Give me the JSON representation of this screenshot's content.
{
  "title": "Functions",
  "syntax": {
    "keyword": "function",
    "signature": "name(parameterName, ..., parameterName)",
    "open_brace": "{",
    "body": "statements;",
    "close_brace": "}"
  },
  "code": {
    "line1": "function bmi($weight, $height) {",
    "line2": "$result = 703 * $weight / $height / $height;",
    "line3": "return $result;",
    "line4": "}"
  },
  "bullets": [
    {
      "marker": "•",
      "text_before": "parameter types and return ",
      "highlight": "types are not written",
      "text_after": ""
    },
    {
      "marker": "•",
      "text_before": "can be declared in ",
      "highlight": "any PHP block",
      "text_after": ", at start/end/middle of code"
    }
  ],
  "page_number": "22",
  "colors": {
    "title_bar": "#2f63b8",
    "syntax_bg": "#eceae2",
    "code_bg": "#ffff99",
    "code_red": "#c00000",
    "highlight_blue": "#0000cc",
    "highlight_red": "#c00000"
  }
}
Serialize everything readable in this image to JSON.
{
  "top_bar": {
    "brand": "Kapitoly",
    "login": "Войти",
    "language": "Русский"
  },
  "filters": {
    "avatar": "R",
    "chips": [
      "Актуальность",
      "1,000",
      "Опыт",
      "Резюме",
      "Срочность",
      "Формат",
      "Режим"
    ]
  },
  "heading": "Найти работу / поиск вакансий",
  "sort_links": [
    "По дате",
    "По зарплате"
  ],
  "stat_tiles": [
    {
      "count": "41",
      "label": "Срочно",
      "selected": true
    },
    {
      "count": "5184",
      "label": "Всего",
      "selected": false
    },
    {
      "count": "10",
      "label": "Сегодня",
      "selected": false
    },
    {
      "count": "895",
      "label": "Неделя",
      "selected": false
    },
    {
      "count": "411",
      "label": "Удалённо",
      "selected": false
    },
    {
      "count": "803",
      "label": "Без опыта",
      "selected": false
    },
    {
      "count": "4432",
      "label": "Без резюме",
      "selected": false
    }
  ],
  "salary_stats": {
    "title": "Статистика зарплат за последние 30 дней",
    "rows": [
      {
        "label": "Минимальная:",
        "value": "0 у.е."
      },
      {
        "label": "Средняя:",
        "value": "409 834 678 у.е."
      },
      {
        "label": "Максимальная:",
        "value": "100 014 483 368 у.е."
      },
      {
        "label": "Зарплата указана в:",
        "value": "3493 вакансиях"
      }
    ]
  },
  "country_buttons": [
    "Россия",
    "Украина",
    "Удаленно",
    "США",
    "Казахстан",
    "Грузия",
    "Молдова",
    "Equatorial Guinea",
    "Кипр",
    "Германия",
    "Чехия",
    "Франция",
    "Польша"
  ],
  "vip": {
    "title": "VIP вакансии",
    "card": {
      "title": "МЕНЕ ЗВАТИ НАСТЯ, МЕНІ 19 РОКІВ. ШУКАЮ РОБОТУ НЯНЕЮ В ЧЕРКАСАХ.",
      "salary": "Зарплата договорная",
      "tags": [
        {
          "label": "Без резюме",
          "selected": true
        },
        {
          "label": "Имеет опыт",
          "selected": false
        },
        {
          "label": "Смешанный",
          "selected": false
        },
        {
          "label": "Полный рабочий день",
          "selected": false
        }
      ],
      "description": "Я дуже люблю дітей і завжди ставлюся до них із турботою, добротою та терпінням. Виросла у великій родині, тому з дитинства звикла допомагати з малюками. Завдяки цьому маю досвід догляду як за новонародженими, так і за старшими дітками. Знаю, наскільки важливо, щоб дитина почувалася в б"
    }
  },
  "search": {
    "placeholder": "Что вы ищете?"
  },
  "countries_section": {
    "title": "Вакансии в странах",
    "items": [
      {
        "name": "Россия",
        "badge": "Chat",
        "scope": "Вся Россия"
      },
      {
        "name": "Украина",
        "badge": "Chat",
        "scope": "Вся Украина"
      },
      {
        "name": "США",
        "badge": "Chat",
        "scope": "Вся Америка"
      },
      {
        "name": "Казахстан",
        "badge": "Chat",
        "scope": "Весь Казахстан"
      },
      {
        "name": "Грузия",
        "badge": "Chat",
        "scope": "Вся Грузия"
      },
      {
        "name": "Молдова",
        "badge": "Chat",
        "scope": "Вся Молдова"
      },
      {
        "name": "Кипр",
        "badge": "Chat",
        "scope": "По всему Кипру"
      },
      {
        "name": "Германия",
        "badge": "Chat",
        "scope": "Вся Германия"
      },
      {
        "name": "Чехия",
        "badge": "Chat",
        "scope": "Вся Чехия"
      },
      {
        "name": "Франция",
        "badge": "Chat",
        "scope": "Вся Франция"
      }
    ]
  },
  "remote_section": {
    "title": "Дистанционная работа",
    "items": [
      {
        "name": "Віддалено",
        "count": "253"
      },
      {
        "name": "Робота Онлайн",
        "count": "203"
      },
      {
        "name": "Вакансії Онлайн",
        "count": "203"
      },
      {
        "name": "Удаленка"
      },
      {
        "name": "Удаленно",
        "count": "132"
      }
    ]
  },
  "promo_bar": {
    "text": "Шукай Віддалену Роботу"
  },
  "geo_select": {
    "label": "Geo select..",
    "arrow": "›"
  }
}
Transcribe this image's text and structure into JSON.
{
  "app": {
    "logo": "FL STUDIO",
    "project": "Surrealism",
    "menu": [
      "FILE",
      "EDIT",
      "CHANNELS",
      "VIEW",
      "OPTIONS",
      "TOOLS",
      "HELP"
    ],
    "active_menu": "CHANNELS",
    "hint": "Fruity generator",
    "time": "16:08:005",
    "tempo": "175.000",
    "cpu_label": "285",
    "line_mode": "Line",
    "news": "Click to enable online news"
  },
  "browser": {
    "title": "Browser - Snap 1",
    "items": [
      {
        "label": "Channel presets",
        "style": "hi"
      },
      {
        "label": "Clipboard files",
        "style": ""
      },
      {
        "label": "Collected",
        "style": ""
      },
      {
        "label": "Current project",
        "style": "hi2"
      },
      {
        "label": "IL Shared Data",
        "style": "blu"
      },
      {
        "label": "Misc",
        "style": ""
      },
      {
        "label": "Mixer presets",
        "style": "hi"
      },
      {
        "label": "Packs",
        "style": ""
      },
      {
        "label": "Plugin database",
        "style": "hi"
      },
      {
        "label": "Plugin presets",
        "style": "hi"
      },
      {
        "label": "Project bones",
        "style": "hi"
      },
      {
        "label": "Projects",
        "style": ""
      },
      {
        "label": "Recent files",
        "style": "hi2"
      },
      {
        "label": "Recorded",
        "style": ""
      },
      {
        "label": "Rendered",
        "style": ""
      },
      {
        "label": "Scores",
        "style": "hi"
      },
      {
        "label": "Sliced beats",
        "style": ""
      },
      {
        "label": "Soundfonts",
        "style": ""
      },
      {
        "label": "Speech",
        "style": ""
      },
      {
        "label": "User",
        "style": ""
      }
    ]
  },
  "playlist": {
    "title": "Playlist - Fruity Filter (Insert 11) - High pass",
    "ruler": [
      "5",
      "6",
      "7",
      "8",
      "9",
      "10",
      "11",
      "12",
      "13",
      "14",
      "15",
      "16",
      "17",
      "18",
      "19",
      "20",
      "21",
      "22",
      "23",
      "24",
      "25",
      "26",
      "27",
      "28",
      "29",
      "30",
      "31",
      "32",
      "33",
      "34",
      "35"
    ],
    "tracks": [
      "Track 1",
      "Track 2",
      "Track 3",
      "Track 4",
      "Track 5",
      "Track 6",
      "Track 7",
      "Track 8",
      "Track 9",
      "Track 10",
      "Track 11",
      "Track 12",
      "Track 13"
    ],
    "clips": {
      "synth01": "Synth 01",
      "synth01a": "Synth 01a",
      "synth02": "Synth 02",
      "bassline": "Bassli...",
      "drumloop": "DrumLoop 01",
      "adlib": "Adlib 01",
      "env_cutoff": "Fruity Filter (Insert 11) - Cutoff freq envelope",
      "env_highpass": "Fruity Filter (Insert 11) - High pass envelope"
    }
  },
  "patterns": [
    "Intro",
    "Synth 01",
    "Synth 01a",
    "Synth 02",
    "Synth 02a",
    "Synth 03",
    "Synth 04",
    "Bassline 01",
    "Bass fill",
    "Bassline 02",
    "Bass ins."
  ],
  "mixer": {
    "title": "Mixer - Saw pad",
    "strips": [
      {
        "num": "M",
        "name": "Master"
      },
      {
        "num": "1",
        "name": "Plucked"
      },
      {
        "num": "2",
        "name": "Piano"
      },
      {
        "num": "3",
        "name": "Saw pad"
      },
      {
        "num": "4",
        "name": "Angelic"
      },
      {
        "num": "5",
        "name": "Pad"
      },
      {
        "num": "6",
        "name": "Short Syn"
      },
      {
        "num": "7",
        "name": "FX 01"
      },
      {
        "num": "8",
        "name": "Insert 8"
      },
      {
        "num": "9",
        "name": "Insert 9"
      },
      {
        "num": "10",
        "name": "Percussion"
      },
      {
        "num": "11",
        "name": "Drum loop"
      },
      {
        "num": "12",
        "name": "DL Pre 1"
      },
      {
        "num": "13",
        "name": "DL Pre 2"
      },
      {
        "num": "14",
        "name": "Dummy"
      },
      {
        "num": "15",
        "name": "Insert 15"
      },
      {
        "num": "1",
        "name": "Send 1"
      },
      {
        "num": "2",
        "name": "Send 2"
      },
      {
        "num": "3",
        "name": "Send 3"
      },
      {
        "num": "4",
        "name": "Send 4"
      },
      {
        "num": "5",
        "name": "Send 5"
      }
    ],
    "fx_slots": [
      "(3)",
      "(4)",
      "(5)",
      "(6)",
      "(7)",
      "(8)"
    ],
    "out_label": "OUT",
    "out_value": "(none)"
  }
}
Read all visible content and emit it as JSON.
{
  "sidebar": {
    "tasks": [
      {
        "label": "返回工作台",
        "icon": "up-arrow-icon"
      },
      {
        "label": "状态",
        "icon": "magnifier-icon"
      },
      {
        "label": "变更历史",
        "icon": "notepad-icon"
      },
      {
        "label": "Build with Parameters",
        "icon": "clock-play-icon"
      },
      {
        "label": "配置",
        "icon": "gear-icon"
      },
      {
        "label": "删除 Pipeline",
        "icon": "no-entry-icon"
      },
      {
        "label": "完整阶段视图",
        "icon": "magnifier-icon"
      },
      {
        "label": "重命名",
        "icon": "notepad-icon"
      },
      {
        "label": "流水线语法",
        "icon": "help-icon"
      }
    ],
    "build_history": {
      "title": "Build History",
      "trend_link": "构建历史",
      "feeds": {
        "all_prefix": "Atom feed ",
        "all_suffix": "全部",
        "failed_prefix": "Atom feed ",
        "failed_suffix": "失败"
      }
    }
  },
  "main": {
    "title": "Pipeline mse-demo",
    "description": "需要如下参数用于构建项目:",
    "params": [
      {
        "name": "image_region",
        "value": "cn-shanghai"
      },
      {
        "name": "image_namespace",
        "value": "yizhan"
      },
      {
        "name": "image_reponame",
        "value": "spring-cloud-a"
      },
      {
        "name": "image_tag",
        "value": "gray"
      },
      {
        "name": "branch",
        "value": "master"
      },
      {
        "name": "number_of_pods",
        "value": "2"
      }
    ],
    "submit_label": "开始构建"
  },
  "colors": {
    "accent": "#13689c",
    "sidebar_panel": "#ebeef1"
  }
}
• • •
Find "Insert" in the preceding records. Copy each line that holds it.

Worked solution ::
    "title": "Playlist - Fruity Filter (Insert 11) - High pass",
      "env_cutoff": "Fruity Filter (Insert 11) - Cutoff freq envelope",
      "env_highpass": "Fruity Filter (Insert 11) - High pass envelope"
        "name": "Insert 8"
        "name": "Insert 9"
        "name": "Insert 15"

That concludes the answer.